Helping Back Patients Overcome the Fear of Pain
"Fear of pain and what we do about it may be more disabling than the pain itself." This is a quote by a well-known doctor and researcher, Gordon Waddell. Dr. Waddell studies pain, especially back pain. His idea helps explain why some people with low back pain get better while others get worse.

Studies show that a person's fear of pain is the most important factor in how he or she responds to low back pain. Fear of pain commonly leads to avoiding physical activity. Physical therapists often treat patients with back pain. Perhaps physical therapy treatment can be used to reduce the fear and avoidance behaviors that occur in some patients.

In this study, 66 first-time back pain patients were divided into two groups. The first group got standard back care. The second group had fear-avoidance physical therapy. Before treatment started, each patient answered some questions. Pain levels, disability, and fear-avoidance beliefs were included in the questions. These same measures were looked at again one month and six months after treatment.

Standard care included reading a pamphlet with information about spine anatomy and what can go wrong. Patients were given a home program of exercises. The therapist kept a log showing how often and what exercises were done.

Fear-avoidance care also included reading a pamphlet. This booklet encouraged the patient to take an active role in rehab and recovery. Anatomy was not the focus. Back pain was presented as a common problem, not a serious disease. The patients in this group received exercises, too. However, the exercises were started slowly and gradually increased in number and intensity. They did these at home and kept a log, just like the other group.

Results from this study confirm Dr. Waddell's statement. The amount of disability patients had after one month and six months was linked to the level of fear-avoidance. Only the patients with fearful beliefs improved with the fear-avoidance physical therapy.
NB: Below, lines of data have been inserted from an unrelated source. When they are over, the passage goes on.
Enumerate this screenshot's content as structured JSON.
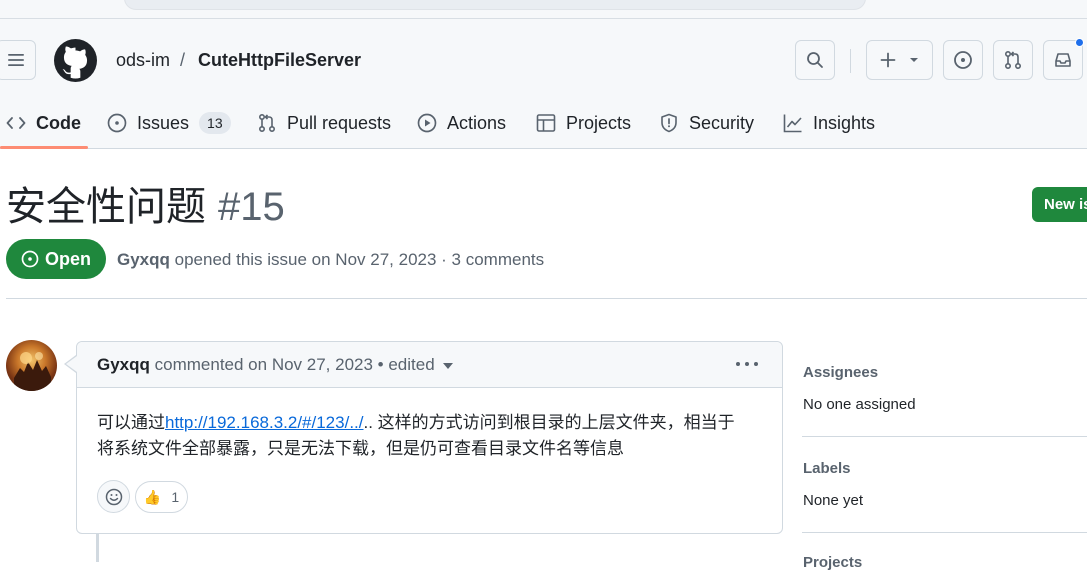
{
  "repo": {
    "owner": "ods-im",
    "separator": "/",
    "name": "CuteHttpFileServer"
  },
  "tabs": [
    {
      "label": "Code",
      "icon": "code-icon",
      "active": true
    },
    {
      "label": "Issues",
      "icon": "issue-opened-icon",
      "count": "13"
    },
    {
      "label": "Pull requests",
      "icon": "git-pull-request-icon"
    },
    {
      "label": "Actions",
      "icon": "play-icon"
    },
    {
      "label": "Projects",
      "icon": "table-icon"
    },
    {
      "label": "Security",
      "icon": "shield-icon"
    },
    {
      "label": "Insights",
      "icon": "graph-icon"
    }
  ],
  "header_icons": [
    "hamburger-icon",
    "github-logo-icon",
    "search-icon",
    "plus-icon",
    "issue-opened-icon",
    "git-pull-request-icon",
    "inbox-icon"
  ],
  "issue": {
    "title": "安全性问题",
    "number": "#15",
    "state": "Open",
    "author": "Gyxqq",
    "opened_text": "opened this issue on Nov 27, 2023 · 3 comments",
    "new_issue_label": "New is"
  },
  "comment": {
    "author": "Gyxqq",
    "meta_text": "commented on Nov 27, 2023 • edited",
    "body_prefix": "可以通过",
    "body_link": "http://192.168.3.2/#/123/../",
    "body_line1_rest": ".. 这样的方式访问到根目录的上层文件夹，相当于",
    "body_line2": "将系统文件全部暴露，只是无法下载，但是仍可查看目录文件名等信息",
    "reactions": [
      {
        "emoji": "👍",
        "count": "1"
      }
    ]
  },
  "sidebar": {
    "assignees_title": "Assignees",
    "assignees_value": "No one assigned",
    "labels_title": "Labels",
    "labels_value": "None yet",
    "projects_title": "Projects"
  },
  "colors": {
    "open_green": "#1f883d",
    "link_blue": "#0969da",
    "tab_underline": "#fd8c73",
    "notification_dot": "#1f6feb"
  }
}
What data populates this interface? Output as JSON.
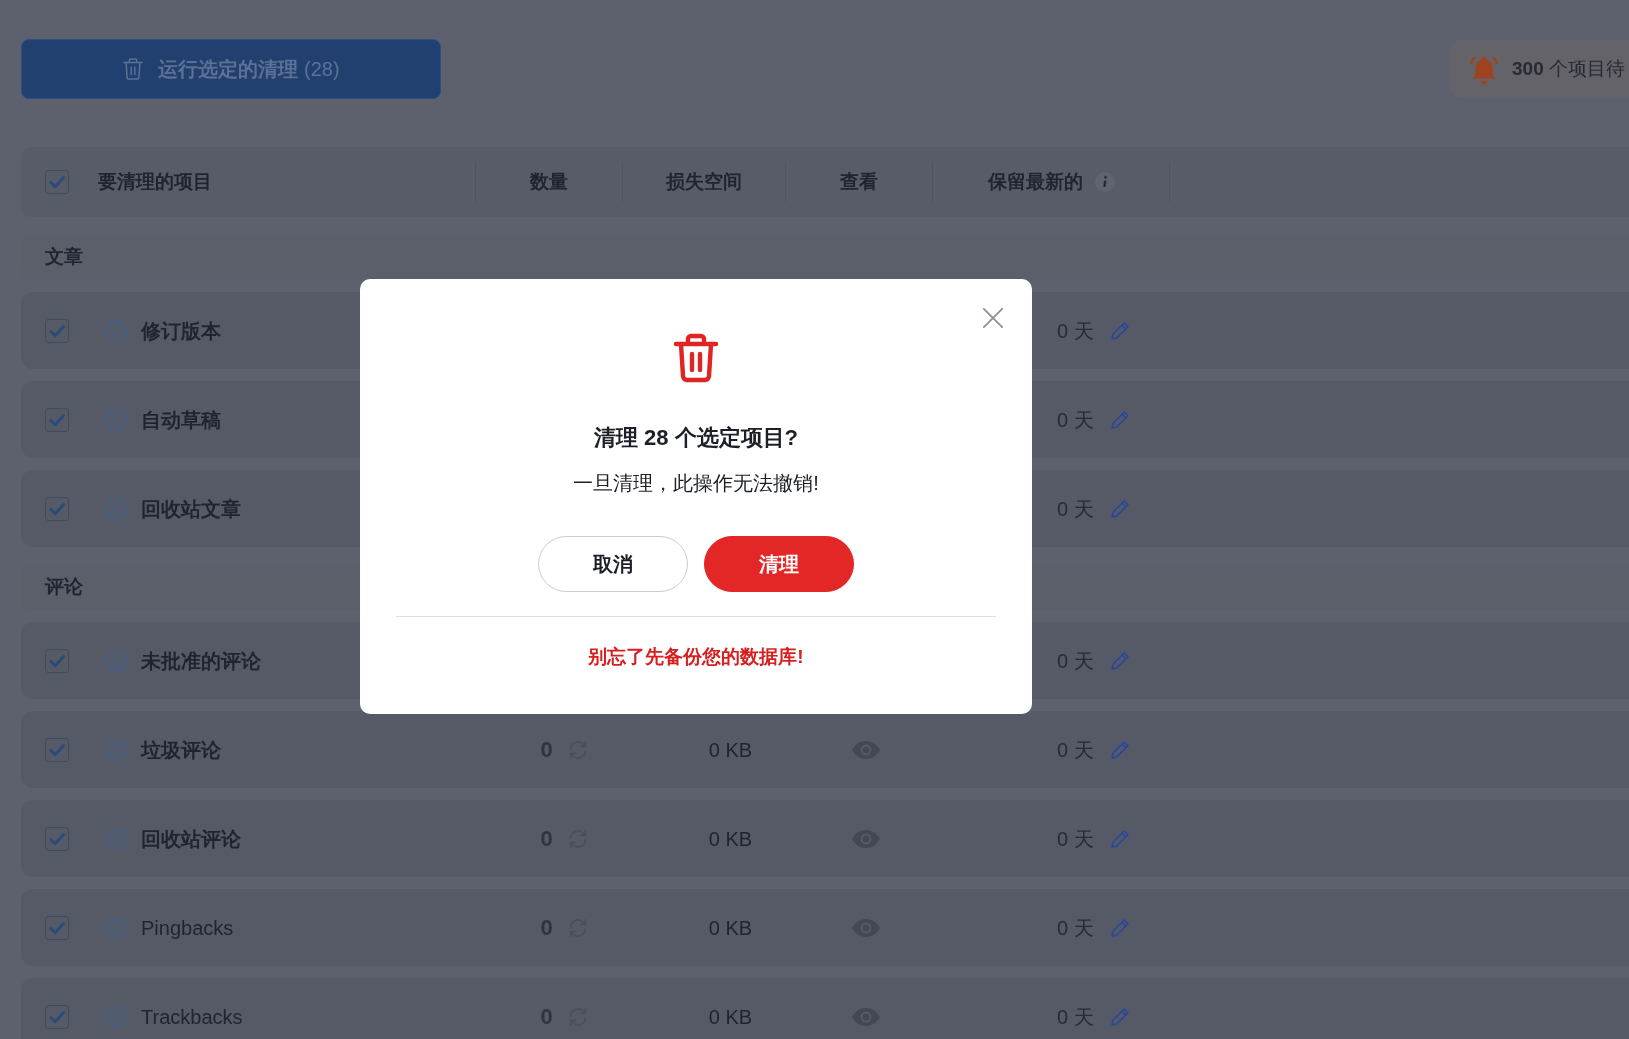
{
  "run_button": {
    "label": "**运行选定的清理** (28)"
  },
  "notice": {
    "text": "**300** 个项目待"
  },
  "table": {
    "select_all": {
      "checked": true
    },
    "columns": [
      {
        "label": "要清理的项目"
      },
      {
        "label": "数量"
      },
      {
        "label": "损失空间"
      },
      {
        "label": "查看"
      },
      {
        "label": "保留最新的",
        "info": true
      }
    ]
  },
  "sections": [
    {
      "title": "文章",
      "items": [
        {
          "name": "修订版本",
          "checked": true,
          "keep": "0 天"
        },
        {
          "name": "自动草稿",
          "checked": true,
          "keep": "0 天"
        },
        {
          "name": "回收站文章",
          "checked": true,
          "keep": "0 天"
        }
      ]
    },
    {
      "title": "评论",
      "items": [
        {
          "name": "未批准的评论",
          "checked": true,
          "keep": "0 天"
        },
        {
          "name": "垃圾评论",
          "checked": true,
          "count": "0",
          "size": "0 KB",
          "keep": "0 天"
        },
        {
          "name": "回收站评论",
          "checked": true,
          "count": "0",
          "size": "0 KB",
          "keep": "0 天"
        },
        {
          "name": "Pingbacks",
          "checked": true,
          "count": "0",
          "size": "0 KB",
          "keep": "0 天"
        },
        {
          "name": "Trackbacks",
          "checked": true,
          "count": "0",
          "size": "0 KB",
          "keep": "0 天"
        }
      ]
    }
  ],
  "dialog": {
    "title": "清理 28 个选定项目?",
    "message": "一旦清理，此操作无法撤销!",
    "cancel": "取消",
    "confirm": "清理",
    "warning": "别忘了先备份您的数据库!"
  }
}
The authors conclude that back pain patients should be screened before treatment begins. If they show signs of fear-avoidance beliefs, then fear-avoidance treatment is advised. All other patients do just as well with standard care. Patients who don't have fear- avoidance beliefs aren't helped and may actually be hindered by the fear-avoidance treatment.
References
Steven Z. George, PT, PhD, et al. The Effect of a Fear Avoidance-Based Physical Therapy Intervention for Patients with Acute Low Back Pain: Results of a Randomized Clinical Trial. In Spine. December 1, 2003. Vol. 28. No. 23. pp. 2551-2560.